Component data from apps and pages:

· · ·

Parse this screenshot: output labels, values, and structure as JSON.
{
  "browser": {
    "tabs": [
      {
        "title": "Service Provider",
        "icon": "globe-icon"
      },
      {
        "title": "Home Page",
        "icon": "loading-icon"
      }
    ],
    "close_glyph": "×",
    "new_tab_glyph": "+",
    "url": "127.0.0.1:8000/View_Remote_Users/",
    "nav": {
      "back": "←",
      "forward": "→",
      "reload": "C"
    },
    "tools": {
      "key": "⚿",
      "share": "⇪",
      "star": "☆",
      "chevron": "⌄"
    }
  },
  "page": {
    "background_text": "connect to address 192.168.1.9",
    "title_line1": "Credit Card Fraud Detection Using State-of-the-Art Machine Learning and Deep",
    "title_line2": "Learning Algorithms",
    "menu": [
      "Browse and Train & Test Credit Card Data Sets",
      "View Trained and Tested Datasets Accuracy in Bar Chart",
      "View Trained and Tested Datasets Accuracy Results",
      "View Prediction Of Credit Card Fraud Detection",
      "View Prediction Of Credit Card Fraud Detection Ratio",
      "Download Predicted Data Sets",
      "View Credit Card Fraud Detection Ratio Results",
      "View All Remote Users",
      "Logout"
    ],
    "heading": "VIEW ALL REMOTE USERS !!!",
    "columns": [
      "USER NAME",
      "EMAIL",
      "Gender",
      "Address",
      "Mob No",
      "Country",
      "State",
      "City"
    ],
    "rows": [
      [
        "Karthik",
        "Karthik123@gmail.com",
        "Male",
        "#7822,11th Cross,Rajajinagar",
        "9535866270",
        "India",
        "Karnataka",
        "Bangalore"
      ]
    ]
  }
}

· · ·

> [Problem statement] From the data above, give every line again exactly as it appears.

> [Answer section]
Parse this screenshot: output labels, values, and structure as JSON.
{
  "browser": {
    "tabs": [
      {
        "title": "Service Provider",
        "icon": "globe-icon"
      },
      {
        "title": "Home Page",
        "icon": "loading-icon"
      }
    ],
    "close_glyph": "×",
    "new_tab_glyph": "+",
    "url": "127.0.0.1:8000/View_Remote_Users/",
    "nav": {
      "back": "←",
      "forward": "→",
      "reload": "C"
    },
    "tools": {
      "key": "⚿",
      "share": "⇪",
      "star": "☆",
      "chevron": "⌄"
    }
  },
  "page": {
    "background_text": "connect to address 192.168.1.9",
    "title_line1": "Credit Card Fraud Detection Using State-of-the-Art Machine Learning and Deep",
    "title_line2": "Learning Algorithms",
    "menu": [
      "Browse and Train & Test Credit Card Data Sets",
      "View Trained and Tested Datasets Accuracy in Bar Chart",
      "View Trained and Tested Datasets Accuracy Results",
      "View Prediction Of Credit Card Fraud Detection",
      "View Prediction Of Credit Card Fraud Detection Ratio",
      "Download Predicted Data Sets",
      "View Credit Card Fraud Detection Ratio Results",
      "View All Remote Users",
      "Logout"
    ],
    "heading": "VIEW ALL REMOTE USERS !!!",
    "columns": [
      "USER NAME",
      "EMAIL",
      "Gender",
      "Address",
      "Mob No",
      "Country",
      "State",
      "City"
    ],
    "rows": [
      [
        "Karthik",
        "Karthik123@gmail.com",
        "Male",
        "#7822,11th Cross,Rajajinagar",
        "9535866270",
        "India",
        "Karnataka",
        "Bangalore"
      ]
    ]
  }
}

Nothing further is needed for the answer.